Interview concerning the Raymon Caissie case: man arrested for murder after serving 22 year sentence. The interview included discussion of dangerous offender and s. 810.2 applications and how mandatory minimum sentence provisions can divert resources that could otherwise be used to manage high risk offenders.
A review of the proposed law school at Trinity Western University, prepared for the Province of BC by a panel of academic experts. It expresses serious concern with respect to the discriminatory practices of the university. Report obtained by the the Province newspaper pursuant to FOI legislation.
Letter from Michael Mulligan to the profession, July 16, 2014:
Police generally need a warrant, echoing decision rendered in B.C.
WASHINGTON — In a strong defence of digital age privacy, a unanimous U.S. Supreme Court ruled Wednesday that police may not generally search the cellphones of people they arrest without first getting search warrants.
In our time, we are just coming out of a long dark history of wrongful discrimination on the basis of sexual orientation.

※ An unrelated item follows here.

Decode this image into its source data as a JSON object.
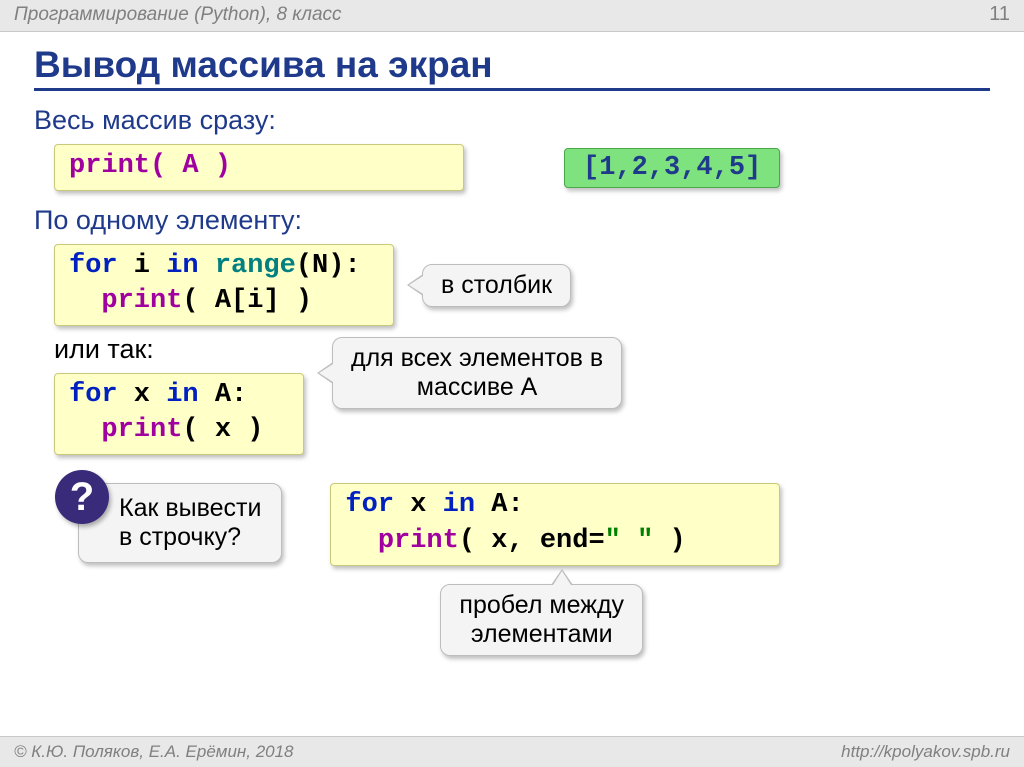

Some relief has come in our time, but we are not yet done rectifying this terrible injustice.
Victoria provincial court judges are quietly doing an end run around the Harper government’s new mandatory surcharge to fund victim services.
A new law that took effect in late October does not allow judges to waive the victim fine surcharge of 30 per cent of a fine or a flat fee of $100 or $200. It is imposed on offenders at the time of sentencing.
When Whitney Rae Furber attends her preliminary hearing in Victoria provincial court this week, she’ll stay at the West Shore RCMP detachment where she’ll be able to have a shower.
Victoria police have refused to house Furber, who is charged with the attempted murder of a bouncer at the Strathcona Hotel, saying its cell block is inadequate and unsuitable for anyone staying longer than 24 hours.
British Columbia’s attorney general should take steps to minimize the costs of federally mandated minimum sentences in the province.
The federal government is responsible for passing criminal law, including the setting of penalties for particular offences. The provinces are responsible for the administration of justice, which includes the prosecution of criminal offences.
Legal-aid lawyers across B.C. are threatening to adjourn hundreds of criminal trials if they can’t reach a funding agreement with government.
The lawyers plan to adjourn six weeks of criminal cases, from shoplifting to murders, in courtrooms across the province from Oct. 7 to 10, if the Legal Services Society of B.C. can’t reach a deal with the Attorney General.
MTP Law Defence Lawyers
Victoria, BC V8W 1C6
Toll Free: 1-800-664-2785